Medical applications of deep learning have already been very successful. They often come first at competitions during scientific meetings where data sets are made available and the evaluation of submitted results revealed during the conference.
At CSIRO we have been developing CapAIBL (Computational Analysis of PET from AIBL) to analyse 3D images of brain positron emission tomography (PET).
Using a database with many scans from healthy individuals and patients with Alzheimer’s disease, the method is able to learn pattern characteristics of the disease. It can then identify that signature from unseen individual’s scan. The clinical report generated allows doctors to diagnose the disease faster and with more confidence.
In the case (above), CapAIBL technology was applied to amyloid plaque imaging in a patient with Alzheimer’s disease. Red indicates higher amyloid deposition in the brain, a sign of Alzheimer’s.
The problem with causation
Probably the most challenging issue is about understanding causation.
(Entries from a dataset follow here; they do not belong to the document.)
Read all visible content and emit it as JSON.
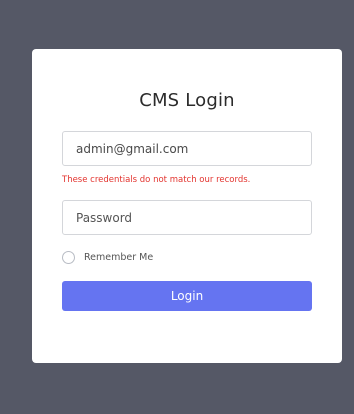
{
  "login": {
    "title": "CMS Login",
    "email_value": "admin@gmail.com",
    "error_message": "These credentials do not match our records.",
    "password_placeholder": "Password",
    "remember_label": "Remember Me",
    "login_label": "Login"
  },
  "colors": {
    "background": "#555866",
    "card": "#ffffff",
    "accent_button": "#6574f1",
    "error": "#e3342f"
  },
  "icons": {
    "remember_checkbox": "checkbox-unchecked-icon"
  }
}
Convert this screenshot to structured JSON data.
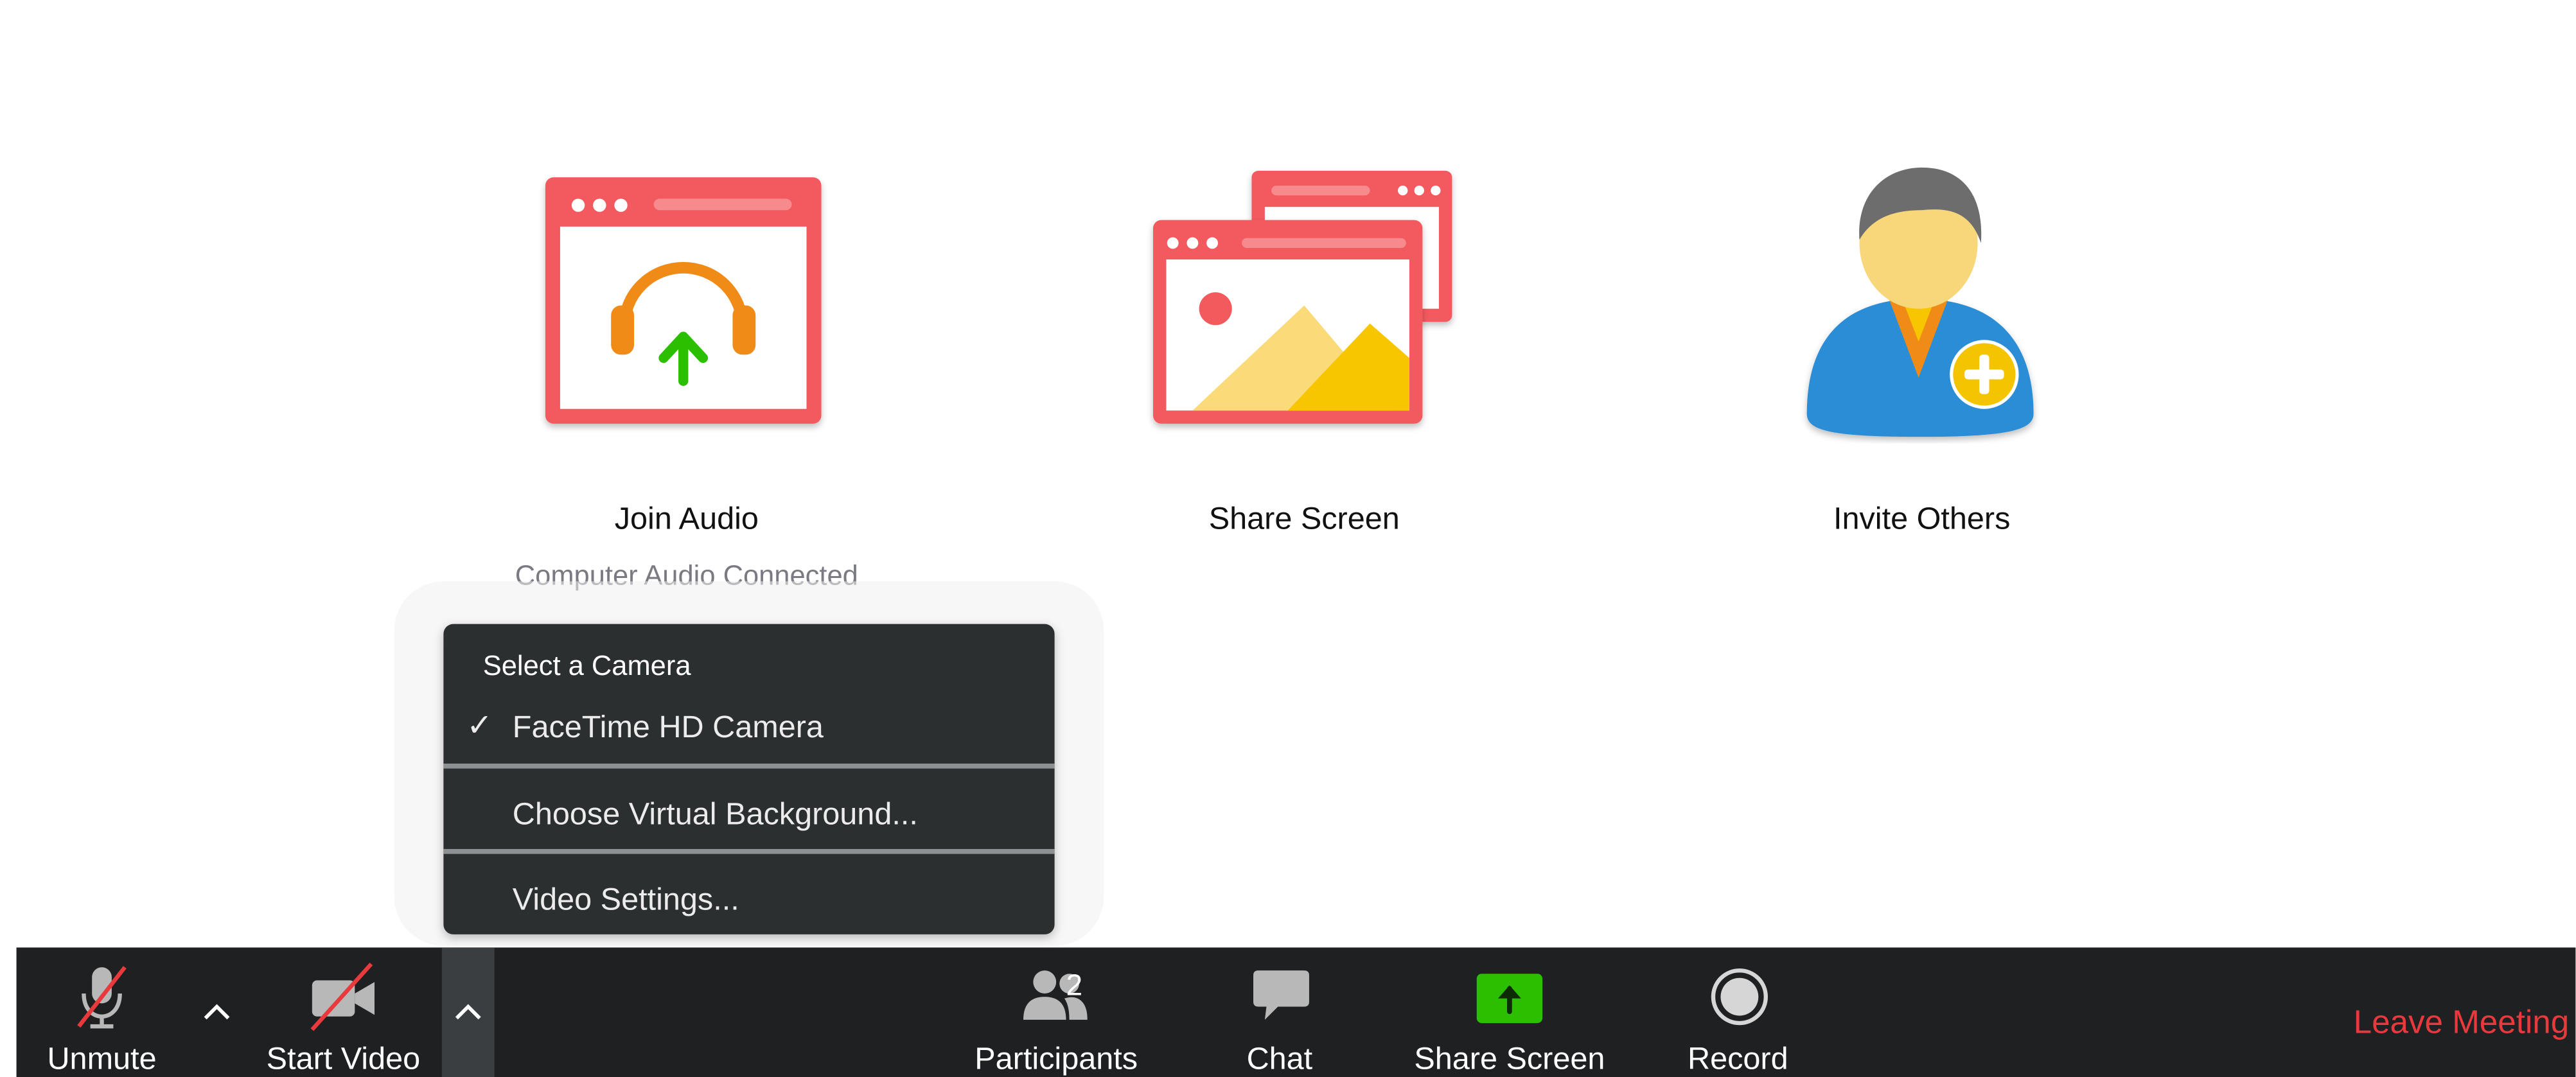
{
  "actions": {
    "join_audio": {
      "label": "Join Audio",
      "status": "Computer Audio Connected",
      "icon": "headphones-window-icon"
    },
    "share_screen": {
      "label": "Share Screen",
      "icon": "share-screen-windows-icon"
    },
    "invite_others": {
      "label": "Invite Others",
      "icon": "add-person-icon"
    }
  },
  "camera_menu": {
    "header": "Select a Camera",
    "check_mark": "✓",
    "items": [
      {
        "label": "FaceTime HD Camera",
        "checked": true
      },
      {
        "label": "Choose Virtual Background..."
      },
      {
        "label": "Video Settings..."
      }
    ]
  },
  "toolbar": {
    "unmute_label": "Unmute",
    "start_video_label": "Start Video",
    "participants_label": "Participants",
    "participants_count": "2",
    "chat_label": "Chat",
    "share_screen_label": "Share Screen",
    "record_label": "Record",
    "leave_label": "Leave Meeting"
  },
  "colors": {
    "accent_red": "#f25a5e",
    "share_green": "#2bbf00",
    "leave_red": "#e8393c",
    "toolbar_bg": "#1e2022",
    "menu_bg": "#2c2f30",
    "headphone_orange": "#ef8b16",
    "person_blue": "#2b8dd6",
    "plus_yellow": "#f5c400"
  }
}
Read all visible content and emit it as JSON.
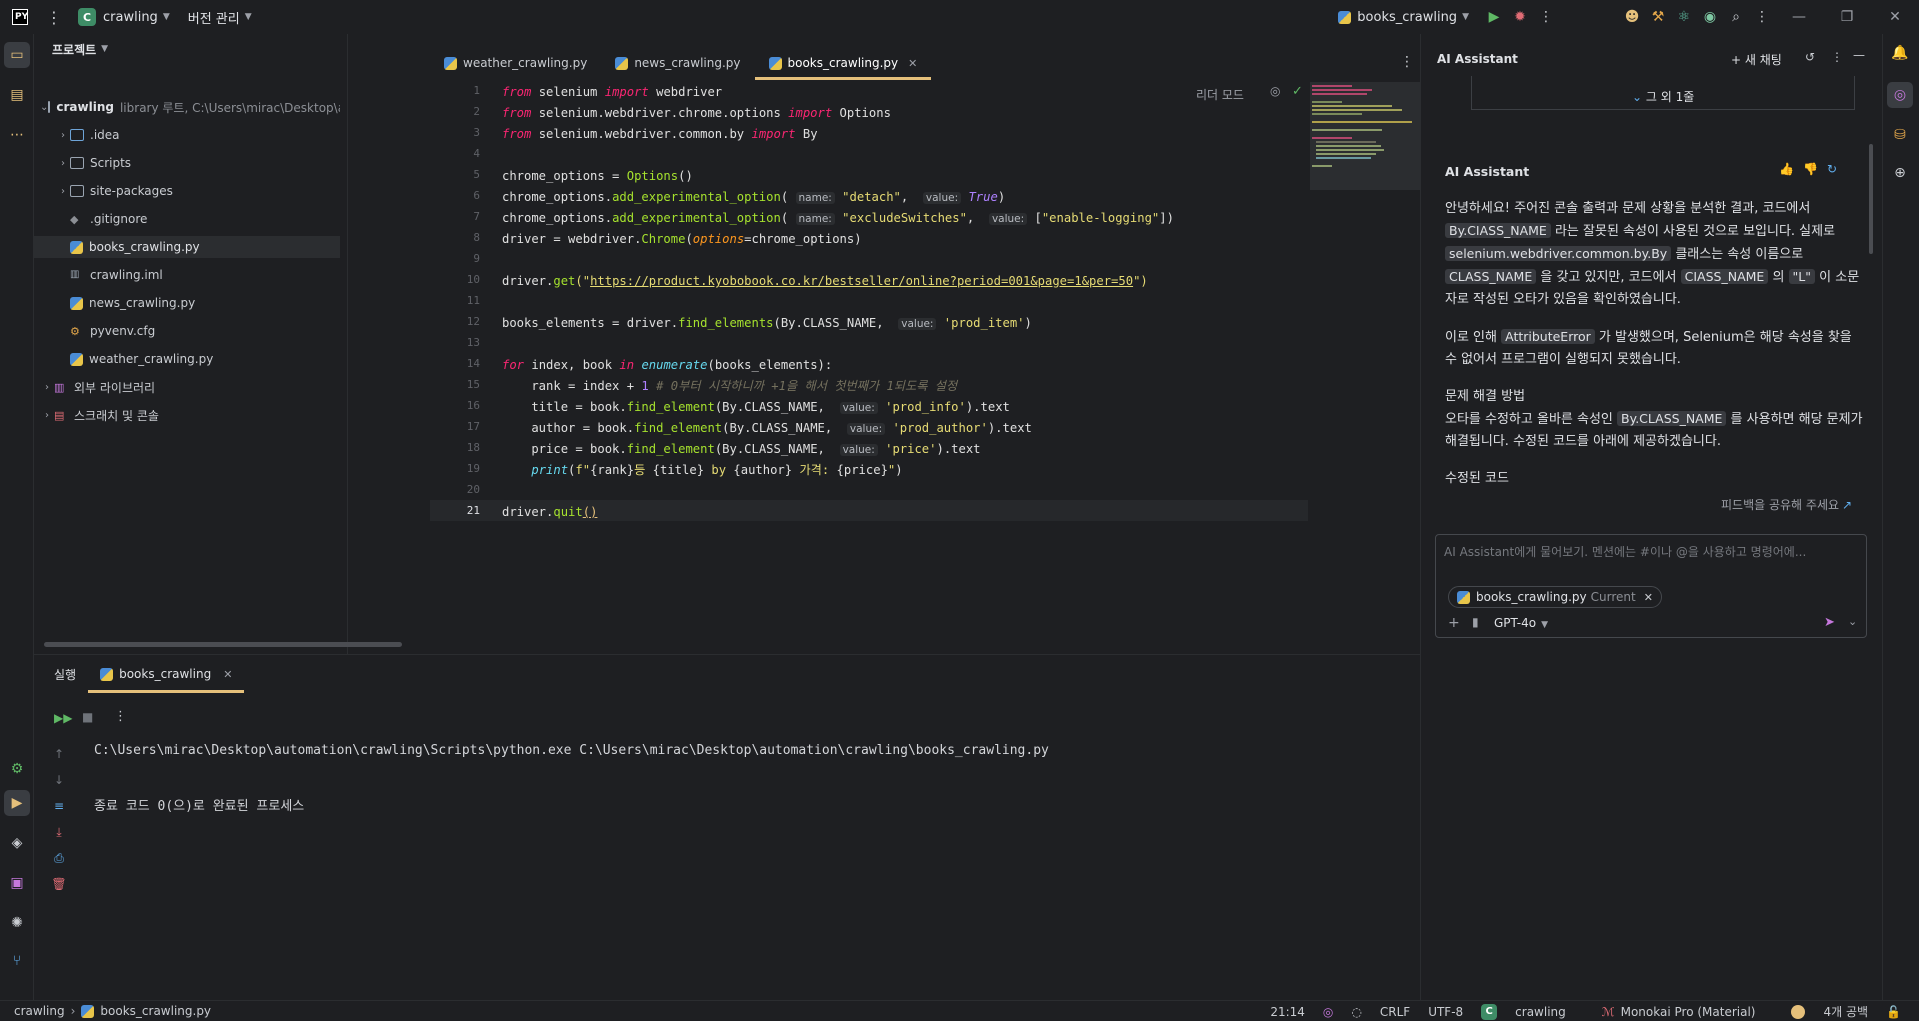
{
  "topbar": {
    "project_name": "crawling",
    "project_initial": "C",
    "vcs_label": "버전 관리",
    "run_config": "books_crawling"
  },
  "project_panel": {
    "title": "프로젝트",
    "root_name": "crawling",
    "root_desc": "library 루트, C:\\Users\\mirac\\Desktop\\automation\\crav",
    "items": [
      {
        "label": ".idea"
      },
      {
        "label": "Scripts"
      },
      {
        "label": "site-packages"
      },
      {
        "label": ".gitignore"
      },
      {
        "label": "books_crawling.py"
      },
      {
        "label": "crawling.iml"
      },
      {
        "label": "news_crawling.py"
      },
      {
        "label": "pyvenv.cfg"
      },
      {
        "label": "weather_crawling.py"
      },
      {
        "label": "외부 라이브러리"
      },
      {
        "label": "스크래치 및 콘솔"
      }
    ]
  },
  "editor": {
    "tabs": [
      {
        "label": "weather_crawling.py"
      },
      {
        "label": "news_crawling.py"
      },
      {
        "label": "books_crawling.py"
      }
    ],
    "reader_mode": "리더 모드",
    "lines": [
      "1",
      "2",
      "3",
      "4",
      "5",
      "6",
      "7",
      "8",
      "9",
      "10",
      "11",
      "12",
      "13",
      "14",
      "15",
      "16",
      "17",
      "18",
      "19",
      "20",
      "21"
    ],
    "code": {
      "l1_a": "from",
      "l1_b": " selenium ",
      "l1_c": "import",
      "l1_d": " webdriver",
      "l2_a": "from",
      "l2_b": " selenium.webdriver.chrome.options ",
      "l2_c": "import",
      "l2_d": " Options",
      "l3_a": "from",
      "l3_b": " selenium.webdriver.common.by ",
      "l3_c": "import",
      "l3_d": " By",
      "l5": "chrome_options = ",
      "l5_fn": "Options",
      "l5_end": "()",
      "l6_a": "chrome_options.",
      "l6_fn": "add_experimental_option",
      "l6_b": "( ",
      "l6_h1": "name:",
      "l6_s1": " \"detach\"",
      "l6_c": ",  ",
      "l6_h2": "value:",
      "l6_v": " True",
      "l6_d": ")",
      "l7_a": "chrome_options.",
      "l7_fn": "add_experimental_option",
      "l7_b": "( ",
      "l7_h1": "name:",
      "l7_s1": " \"excludeSwitches\"",
      "l7_c": ",  ",
      "l7_h2": "value:",
      "l7_d": " [",
      "l7_s2": "\"enable-logging\"",
      "l7_e": "])",
      "l8_a": "driver = webdriver.",
      "l8_fn": "Chrome",
      "l8_b": "(",
      "l8_p": "options",
      "l8_c": "=chrome_options)",
      "l10_a": "driver.",
      "l10_fn": "get",
      "l10_b": "(\"",
      "l10_url": "https://product.kyobobook.co.kr/bestseller/online?period=001&page=1&per=50",
      "l10_c": "\")",
      "l12_a": "books_elements = driver.",
      "l12_fn": "find_elements",
      "l12_b": "(By.CLASS_NAME,  ",
      "l12_h": "value:",
      "l12_s": " 'prod_item'",
      "l12_c": ")",
      "l14_a": "for",
      "l14_b": " index, book ",
      "l14_c": "in",
      "l14_d": " ",
      "l14_e": "enumerate",
      "l14_f": "(books_elements):",
      "l15_a": "    rank = index + ",
      "l15_n": "1",
      "l15_c": " # 0부터 시작하니까 +1을 해서 첫번째가 1되도록 설정",
      "l16_a": "    title = book.",
      "l16_fn": "find_element",
      "l16_b": "(By.CLASS_NAME,  ",
      "l16_h": "value:",
      "l16_s": " 'prod_info'",
      "l16_c": ").text",
      "l17_a": "    author = book.",
      "l17_fn": "find_element",
      "l17_b": "(By.CLASS_NAME,  ",
      "l17_h": "value:",
      "l17_s": " 'prod_author'",
      "l17_c": ").text",
      "l18_a": "    price = book.",
      "l18_fn": "find_element",
      "l18_b": "(By.CLASS_NAME,  ",
      "l18_h": "value:",
      "l18_s": " 'price'",
      "l18_c": ").text",
      "l19_a": "    ",
      "l19_fn": "print",
      "l19_b": "(",
      "l19_s1": "f\"",
      "l19_c": "{rank}",
      "l19_s2": "등 ",
      "l19_d": "{title}",
      "l19_s3": " by ",
      "l19_e": "{author}",
      "l19_s4": " 가격: ",
      "l19_f": "{price}",
      "l19_s5": "\"",
      "l19_g": ")",
      "l21_a": "driver.",
      "l21_fn": "quit",
      "l21_b": "()"
    }
  },
  "run_panel": {
    "tab_run": "실행",
    "tab_config": "books_crawling",
    "command": "C:\\Users\\mirac\\Desktop\\automation\\crawling\\Scripts\\python.exe C:\\Users\\mirac\\Desktop\\automation\\crawling\\books_crawling.py",
    "exit_message": "종료 코드 0(으)로 완료된 프로세스"
  },
  "ai": {
    "title": "AI Assistant",
    "new_chat": "+ 새 채팅",
    "collapsed_more": "그 외 1줄",
    "message_title": "AI Assistant",
    "p1_a": "안녕하세요! 주어진 콘솔 출력과 문제 상황을 분석한 결과, 코드에서 ",
    "p1_code1": "By.CIASS_NAME",
    "p1_b": " 라는 잘못된 속성이 사용된 것으로 보입니다. 실제로 ",
    "p1_code2": "selenium.webdriver.common.by.By",
    "p1_c": " 클래스는 속성 이름으로 ",
    "p1_code3": "CLASS_NAME",
    "p1_d": " 을 갖고 있지만, 코드에서 ",
    "p1_code4": "CIASS_NAME",
    "p1_e": " 의 ",
    "p1_code5": "\"L\"",
    "p1_f": " 이 소문자로 작성된 오타가 있음을 확인하였습니다.",
    "p2_a": "이로 인해 ",
    "p2_code": "AttributeError",
    "p2_b": " 가 발생했으며, Selenium은 해당 속성을 찾을 수 없어서 프로그램이 실행되지 못했습니다.",
    "p3_title": "문제 해결 방법",
    "p3_a": "오타를 수정하고 올바른 속성인 ",
    "p3_code": "By.CLASS_NAME",
    "p3_b": " 를 사용하면 해당 문제가 해결됩니다. 수정된 코드를 아래에 제공하겠습니다.",
    "p4": "수정된 코드",
    "feedback": "피드백을 공유해 주세요",
    "input_placeholder": "AI Assistant에게 물어보기. 멘션에는 #이나 @을 사용하고 명령어에...",
    "chip_file": "books_crawling.py",
    "chip_current": "Current",
    "model": "GPT-4o"
  },
  "status": {
    "breadcrumb_root": "crawling",
    "breadcrumb_file": "books_crawling.py",
    "position": "21:14",
    "line_sep": "CRLF",
    "encoding": "UTF-8",
    "interpreter": "crawling",
    "interpreter_initial": "C",
    "theme": "Monokai Pro (Material)",
    "indent": "4개 공백"
  }
}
Analysing retrospective data is prone to learning spurious correlation and missing the underlying cause for diseases or effect of treatments.
Traditionally, randomised clinical trials provide evidence on the superiority of different options, but they don’t benefit yet from the potential of artificial intelligence.
New designs such as platform clinical trials might address this in the future, and could pave the way of how machine learning technologies could learn evidence rather than just association.
So large medical data sets are being assembled. New technologies to overcome the lack of certainty are being developed. Novel ways to establish causation are emerging.
This area is moving fast and tremendous potential exists for improving efficiency and health. Indeed many ventures are trying to capitalise on this.
Startups such as Enlitic, large firms such as IBM, or even small businesses such as Resonance Health, are promising to revolutionise health.
Impressive progress is being made but many challenges still exist.
Olivier Salvado, Group Leader Biomedical Informatics, CSIRO
This article was originally published on The Conversation. Read the original article.